The medical marijuana dispensary, of course, requires a doctor’s prescription or medical marijuana card. They will enter the prescription into a database for future use, but you must renew the prescription annually.

They will discuss matching your medical needs with recommended products, and if you ask, they will explain how to smoke or use the product. But, in the most restrictive medical marijuana states, you will have little choice among the medical derivatives.

The adult-use cannabis store also requires your identification, proving you are aged 21-years or older. The state determines the right to purchase; for example, in Colorado, legal residents may purchase one ounce, and non-residents may buy 0.25 ounce.

Most dispensaries and shops work on a cash only basis, so if you want to use a credit card, you should call the outlet ahead of your visit. State protocols may prohibit smoking within so many feet of the store or smoking in public entirely.

What the future holds

Users should not expect dispensaries or adult-use cannabis stores to appear on every corner or fill the strip malls as ubiquitous as Starbucks.

State regulations require security measures including guards, locks, and surveillance cameras. They require temperature and humidity controls. And, they mandate point-of-sale procedures that will influence hardware and software.

Regulation controls entrance and egress, lighting and storage, and shipping and handling. All these directly and indirectly affect the architecture and layout. And, those influence the location options.

Customer traffic and their tastes will eventually differentiate stores in image and décor. The baby boomer males who want it might favor something along the lines of a cigar club. The middle-age women might prefer something softer, simpler, and sophisticated.

It will be a long time before the state cannabis commissions or control boards will make room for the diversity that alcohol purveyors enjoy under state regulation. Still, medical marijuana dispensaries will shake their public clinic dullness. Cannabis stores will step up to the competition configure appearance and service as branding. But, you are not likely to see express, discount, or outlet options.

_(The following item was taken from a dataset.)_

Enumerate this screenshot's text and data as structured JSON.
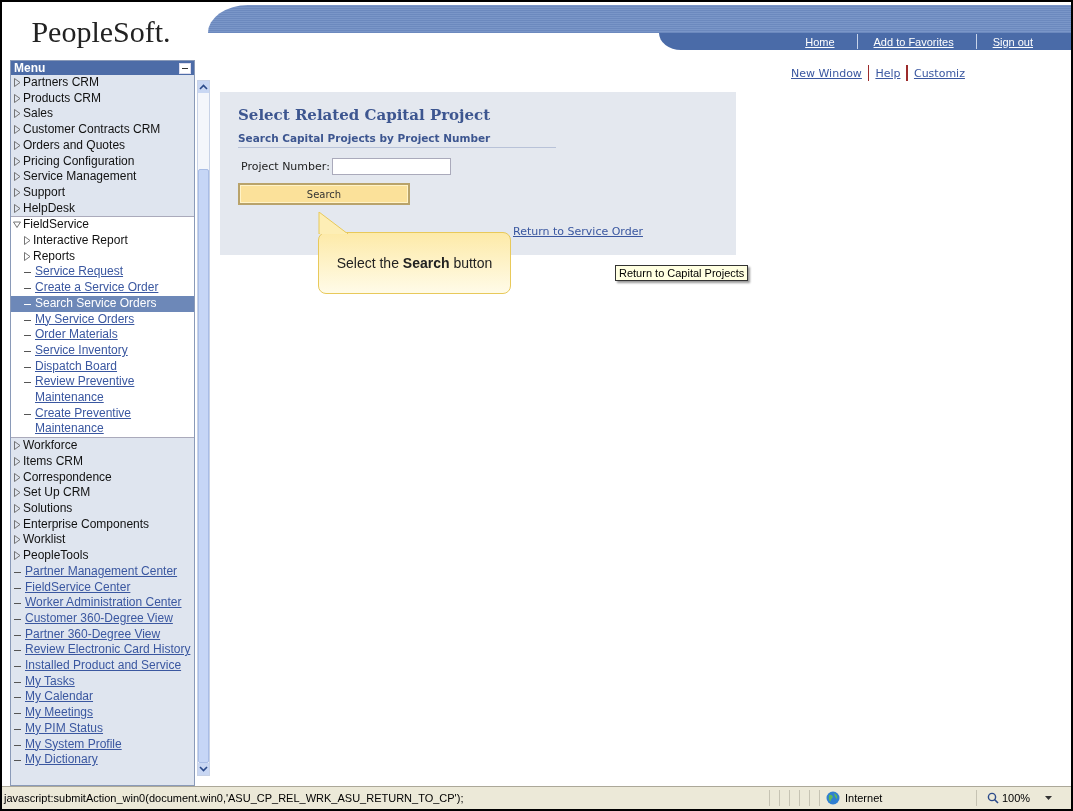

The best advice to cannabis users – first time and veterans – is to buckle in because for a few years if will be a bumpy ride. In the meantime, first time visitors can be assured that there is nothing to fear in an environment where the people are so willing to help.